** Your objective **
Whenever a line contains the string "time", copy it out of the entries.
═════ Extracted information ═════
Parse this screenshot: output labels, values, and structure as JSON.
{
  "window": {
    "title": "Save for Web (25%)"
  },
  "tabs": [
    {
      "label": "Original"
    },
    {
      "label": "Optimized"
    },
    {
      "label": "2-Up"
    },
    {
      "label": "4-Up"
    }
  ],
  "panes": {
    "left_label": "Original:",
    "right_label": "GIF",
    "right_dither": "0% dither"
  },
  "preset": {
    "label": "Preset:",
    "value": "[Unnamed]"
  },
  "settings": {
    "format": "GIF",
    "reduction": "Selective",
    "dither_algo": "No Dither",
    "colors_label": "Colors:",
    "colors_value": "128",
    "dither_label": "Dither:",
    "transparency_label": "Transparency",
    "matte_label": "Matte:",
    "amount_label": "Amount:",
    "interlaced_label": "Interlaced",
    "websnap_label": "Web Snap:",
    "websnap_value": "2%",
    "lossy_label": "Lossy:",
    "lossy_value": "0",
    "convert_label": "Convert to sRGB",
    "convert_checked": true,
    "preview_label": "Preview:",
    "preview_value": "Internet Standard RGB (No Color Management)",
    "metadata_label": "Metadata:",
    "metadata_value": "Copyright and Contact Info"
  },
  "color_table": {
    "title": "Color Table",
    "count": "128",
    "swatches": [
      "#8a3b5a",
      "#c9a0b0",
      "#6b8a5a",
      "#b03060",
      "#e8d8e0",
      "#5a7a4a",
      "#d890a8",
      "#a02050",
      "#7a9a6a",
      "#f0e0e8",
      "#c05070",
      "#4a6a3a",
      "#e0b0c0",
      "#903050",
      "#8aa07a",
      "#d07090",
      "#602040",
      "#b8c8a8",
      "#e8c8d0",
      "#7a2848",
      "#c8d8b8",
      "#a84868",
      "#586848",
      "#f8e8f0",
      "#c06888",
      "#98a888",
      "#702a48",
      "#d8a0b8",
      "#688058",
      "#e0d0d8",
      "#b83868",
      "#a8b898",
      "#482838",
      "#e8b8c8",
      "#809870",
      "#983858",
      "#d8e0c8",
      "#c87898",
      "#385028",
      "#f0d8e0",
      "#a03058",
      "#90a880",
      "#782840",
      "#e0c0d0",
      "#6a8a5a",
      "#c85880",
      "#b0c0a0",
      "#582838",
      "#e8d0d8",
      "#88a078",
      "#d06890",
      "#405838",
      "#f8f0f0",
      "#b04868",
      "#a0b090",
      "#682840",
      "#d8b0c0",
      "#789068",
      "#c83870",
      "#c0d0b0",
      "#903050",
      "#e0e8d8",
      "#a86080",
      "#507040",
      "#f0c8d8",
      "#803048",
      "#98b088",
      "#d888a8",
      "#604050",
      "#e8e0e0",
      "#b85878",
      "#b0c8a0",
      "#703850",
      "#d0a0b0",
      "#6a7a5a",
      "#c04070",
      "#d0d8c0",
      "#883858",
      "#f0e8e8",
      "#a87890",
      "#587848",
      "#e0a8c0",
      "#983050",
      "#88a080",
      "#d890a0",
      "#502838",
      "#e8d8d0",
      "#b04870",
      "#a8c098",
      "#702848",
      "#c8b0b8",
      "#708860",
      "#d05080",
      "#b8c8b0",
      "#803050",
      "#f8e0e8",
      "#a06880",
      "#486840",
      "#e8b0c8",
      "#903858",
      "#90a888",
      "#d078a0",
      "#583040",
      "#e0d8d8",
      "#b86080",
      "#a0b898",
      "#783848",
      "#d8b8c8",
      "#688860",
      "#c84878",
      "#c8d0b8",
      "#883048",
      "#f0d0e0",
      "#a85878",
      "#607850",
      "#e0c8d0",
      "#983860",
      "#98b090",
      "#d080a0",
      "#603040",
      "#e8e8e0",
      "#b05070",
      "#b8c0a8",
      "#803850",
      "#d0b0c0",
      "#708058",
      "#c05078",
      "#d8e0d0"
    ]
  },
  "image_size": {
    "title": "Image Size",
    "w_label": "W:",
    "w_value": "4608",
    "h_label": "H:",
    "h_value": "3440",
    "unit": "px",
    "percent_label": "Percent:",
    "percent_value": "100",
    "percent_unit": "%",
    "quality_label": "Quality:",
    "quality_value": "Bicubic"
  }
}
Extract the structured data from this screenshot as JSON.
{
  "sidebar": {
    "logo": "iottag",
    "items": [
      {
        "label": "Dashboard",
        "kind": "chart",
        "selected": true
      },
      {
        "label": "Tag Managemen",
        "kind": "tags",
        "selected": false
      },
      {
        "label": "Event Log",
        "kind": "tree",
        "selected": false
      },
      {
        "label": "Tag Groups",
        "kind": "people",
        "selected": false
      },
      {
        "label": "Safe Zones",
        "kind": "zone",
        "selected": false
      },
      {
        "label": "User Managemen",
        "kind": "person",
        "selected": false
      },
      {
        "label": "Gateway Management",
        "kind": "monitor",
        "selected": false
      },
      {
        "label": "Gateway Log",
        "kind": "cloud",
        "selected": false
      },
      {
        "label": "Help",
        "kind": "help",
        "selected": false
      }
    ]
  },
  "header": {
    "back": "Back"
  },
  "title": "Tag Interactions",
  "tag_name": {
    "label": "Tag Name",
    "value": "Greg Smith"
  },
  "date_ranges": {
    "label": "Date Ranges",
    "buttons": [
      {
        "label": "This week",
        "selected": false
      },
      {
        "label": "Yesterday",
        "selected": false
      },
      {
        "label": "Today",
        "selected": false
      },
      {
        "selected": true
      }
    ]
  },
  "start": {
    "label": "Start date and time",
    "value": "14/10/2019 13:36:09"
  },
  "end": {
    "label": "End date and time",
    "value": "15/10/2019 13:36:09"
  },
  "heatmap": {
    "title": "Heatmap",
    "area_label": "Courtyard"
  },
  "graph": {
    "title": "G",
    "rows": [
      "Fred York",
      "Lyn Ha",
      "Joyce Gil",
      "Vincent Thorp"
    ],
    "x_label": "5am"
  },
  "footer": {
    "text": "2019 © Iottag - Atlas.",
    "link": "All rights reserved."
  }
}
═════
** Written response **
    "label": "Start date and time",
    "label": "End date and time",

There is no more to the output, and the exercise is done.